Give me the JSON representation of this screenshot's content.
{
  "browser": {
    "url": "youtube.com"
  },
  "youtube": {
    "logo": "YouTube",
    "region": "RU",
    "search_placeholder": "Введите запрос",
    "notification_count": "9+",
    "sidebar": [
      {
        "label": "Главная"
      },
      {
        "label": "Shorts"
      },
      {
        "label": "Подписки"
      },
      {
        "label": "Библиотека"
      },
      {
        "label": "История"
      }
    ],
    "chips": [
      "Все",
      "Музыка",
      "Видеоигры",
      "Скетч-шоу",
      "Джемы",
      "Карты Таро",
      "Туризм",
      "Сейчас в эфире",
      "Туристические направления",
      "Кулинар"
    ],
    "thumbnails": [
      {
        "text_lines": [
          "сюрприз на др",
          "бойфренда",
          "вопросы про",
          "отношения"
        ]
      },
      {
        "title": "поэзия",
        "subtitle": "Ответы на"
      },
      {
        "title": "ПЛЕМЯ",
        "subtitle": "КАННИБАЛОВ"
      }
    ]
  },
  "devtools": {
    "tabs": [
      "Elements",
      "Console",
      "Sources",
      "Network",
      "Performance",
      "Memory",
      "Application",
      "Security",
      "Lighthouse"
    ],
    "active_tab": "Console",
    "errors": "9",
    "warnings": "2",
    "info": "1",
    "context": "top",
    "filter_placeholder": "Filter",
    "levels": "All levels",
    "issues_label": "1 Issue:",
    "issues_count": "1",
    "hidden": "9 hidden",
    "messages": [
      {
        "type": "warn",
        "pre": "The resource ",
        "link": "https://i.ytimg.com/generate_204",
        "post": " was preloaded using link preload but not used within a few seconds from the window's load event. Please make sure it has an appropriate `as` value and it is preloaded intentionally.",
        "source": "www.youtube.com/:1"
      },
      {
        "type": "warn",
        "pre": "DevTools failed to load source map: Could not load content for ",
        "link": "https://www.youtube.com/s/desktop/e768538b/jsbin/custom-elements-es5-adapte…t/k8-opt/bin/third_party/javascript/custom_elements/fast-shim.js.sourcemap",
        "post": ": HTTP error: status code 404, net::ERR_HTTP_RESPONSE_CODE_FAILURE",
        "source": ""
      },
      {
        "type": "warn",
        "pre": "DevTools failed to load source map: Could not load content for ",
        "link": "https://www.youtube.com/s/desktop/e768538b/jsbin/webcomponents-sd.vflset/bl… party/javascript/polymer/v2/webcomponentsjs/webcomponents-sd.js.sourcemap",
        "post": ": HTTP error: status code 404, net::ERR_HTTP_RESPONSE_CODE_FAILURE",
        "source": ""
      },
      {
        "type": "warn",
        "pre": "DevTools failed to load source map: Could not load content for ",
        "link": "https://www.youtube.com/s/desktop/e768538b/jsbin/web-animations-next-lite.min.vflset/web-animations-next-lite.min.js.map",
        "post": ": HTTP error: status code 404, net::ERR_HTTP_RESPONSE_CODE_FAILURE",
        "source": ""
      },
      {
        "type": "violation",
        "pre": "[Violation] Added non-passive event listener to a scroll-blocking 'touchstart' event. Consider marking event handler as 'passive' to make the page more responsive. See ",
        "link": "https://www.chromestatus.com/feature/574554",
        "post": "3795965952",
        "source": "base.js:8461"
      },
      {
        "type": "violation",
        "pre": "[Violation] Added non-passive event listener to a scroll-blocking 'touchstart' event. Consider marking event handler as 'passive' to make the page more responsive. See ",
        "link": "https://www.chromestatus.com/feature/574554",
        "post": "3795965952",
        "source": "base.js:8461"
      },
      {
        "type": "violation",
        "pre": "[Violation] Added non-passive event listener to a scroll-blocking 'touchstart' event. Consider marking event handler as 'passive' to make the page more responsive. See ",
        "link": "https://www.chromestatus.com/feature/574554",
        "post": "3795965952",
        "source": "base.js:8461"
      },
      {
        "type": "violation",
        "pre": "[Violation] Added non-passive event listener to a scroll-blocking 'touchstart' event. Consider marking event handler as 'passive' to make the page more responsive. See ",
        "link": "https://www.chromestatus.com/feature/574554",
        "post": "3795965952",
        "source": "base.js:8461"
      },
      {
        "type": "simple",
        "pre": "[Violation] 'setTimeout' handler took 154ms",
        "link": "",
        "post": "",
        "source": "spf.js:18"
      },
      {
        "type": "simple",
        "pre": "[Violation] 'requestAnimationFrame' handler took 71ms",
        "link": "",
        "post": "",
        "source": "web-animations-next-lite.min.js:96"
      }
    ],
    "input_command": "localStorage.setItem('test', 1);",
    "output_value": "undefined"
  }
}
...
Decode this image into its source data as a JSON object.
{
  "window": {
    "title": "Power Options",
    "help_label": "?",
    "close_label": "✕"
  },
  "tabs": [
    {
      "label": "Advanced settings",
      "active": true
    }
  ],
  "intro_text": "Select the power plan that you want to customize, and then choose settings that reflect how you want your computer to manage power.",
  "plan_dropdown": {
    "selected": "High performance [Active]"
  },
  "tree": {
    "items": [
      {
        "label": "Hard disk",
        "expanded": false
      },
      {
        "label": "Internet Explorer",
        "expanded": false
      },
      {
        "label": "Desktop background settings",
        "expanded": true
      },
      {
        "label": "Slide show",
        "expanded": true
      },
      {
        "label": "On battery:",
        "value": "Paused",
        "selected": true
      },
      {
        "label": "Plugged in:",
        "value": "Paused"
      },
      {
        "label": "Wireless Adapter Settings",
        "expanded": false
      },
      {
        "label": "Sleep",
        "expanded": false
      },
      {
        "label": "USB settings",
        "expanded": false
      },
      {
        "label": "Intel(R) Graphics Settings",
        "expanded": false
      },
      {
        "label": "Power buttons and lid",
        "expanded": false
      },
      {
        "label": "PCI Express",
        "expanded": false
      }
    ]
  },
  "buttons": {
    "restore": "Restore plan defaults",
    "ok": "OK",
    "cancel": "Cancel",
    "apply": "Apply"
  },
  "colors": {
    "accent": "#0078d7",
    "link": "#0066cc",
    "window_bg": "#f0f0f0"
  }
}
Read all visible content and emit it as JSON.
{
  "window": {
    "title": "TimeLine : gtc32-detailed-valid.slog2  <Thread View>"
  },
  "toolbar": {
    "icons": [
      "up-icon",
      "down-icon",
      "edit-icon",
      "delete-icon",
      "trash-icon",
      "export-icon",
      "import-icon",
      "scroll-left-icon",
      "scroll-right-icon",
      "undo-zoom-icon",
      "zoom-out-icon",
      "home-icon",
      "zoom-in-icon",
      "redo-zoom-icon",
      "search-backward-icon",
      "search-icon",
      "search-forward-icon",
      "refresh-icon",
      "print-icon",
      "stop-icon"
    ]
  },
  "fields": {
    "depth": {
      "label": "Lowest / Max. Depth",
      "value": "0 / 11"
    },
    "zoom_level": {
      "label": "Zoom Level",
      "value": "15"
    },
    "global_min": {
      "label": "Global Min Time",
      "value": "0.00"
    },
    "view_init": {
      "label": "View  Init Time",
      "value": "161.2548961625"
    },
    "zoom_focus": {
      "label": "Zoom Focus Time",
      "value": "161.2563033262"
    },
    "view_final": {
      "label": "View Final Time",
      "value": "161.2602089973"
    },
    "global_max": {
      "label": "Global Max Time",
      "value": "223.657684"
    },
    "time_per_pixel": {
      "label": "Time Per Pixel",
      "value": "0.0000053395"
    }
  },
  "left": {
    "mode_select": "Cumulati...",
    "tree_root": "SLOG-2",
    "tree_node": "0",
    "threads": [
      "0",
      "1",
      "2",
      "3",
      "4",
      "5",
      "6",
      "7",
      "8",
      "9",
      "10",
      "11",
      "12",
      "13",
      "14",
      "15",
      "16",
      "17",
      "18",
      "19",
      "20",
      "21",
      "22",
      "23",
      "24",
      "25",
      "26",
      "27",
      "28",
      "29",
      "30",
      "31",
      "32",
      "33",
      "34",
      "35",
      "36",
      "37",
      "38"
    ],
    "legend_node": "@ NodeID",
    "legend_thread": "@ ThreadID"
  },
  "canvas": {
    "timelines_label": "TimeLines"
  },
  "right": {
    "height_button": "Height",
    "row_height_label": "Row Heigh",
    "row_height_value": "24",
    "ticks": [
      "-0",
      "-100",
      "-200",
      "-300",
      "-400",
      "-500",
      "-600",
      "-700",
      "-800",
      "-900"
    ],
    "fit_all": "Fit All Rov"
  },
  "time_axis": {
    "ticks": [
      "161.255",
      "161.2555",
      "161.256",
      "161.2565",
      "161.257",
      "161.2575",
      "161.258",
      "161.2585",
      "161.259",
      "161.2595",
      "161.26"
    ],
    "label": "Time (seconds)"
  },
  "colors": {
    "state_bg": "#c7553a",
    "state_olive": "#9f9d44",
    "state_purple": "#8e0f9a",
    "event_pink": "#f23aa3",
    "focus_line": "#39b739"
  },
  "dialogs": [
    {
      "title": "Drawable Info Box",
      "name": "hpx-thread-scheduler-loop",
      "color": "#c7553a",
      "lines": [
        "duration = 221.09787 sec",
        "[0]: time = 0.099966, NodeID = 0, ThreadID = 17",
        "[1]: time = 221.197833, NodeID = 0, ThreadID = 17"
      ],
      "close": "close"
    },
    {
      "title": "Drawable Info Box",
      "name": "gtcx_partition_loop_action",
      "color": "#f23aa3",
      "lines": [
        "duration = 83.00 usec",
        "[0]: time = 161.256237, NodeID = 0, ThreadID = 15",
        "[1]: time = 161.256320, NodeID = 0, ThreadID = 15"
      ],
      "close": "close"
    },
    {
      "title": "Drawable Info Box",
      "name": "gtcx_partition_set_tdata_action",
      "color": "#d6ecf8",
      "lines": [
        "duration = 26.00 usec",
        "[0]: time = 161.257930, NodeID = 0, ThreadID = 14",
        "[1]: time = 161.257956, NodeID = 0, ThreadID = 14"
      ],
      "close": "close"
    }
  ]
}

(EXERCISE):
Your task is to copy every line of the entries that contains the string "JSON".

(SOLUTION TO THIS PROBLEM):
Give me the JSON representation of this screenshot's content.
Decode this image into its source data as a JSON object.
Read all visible content and emit it as JSON.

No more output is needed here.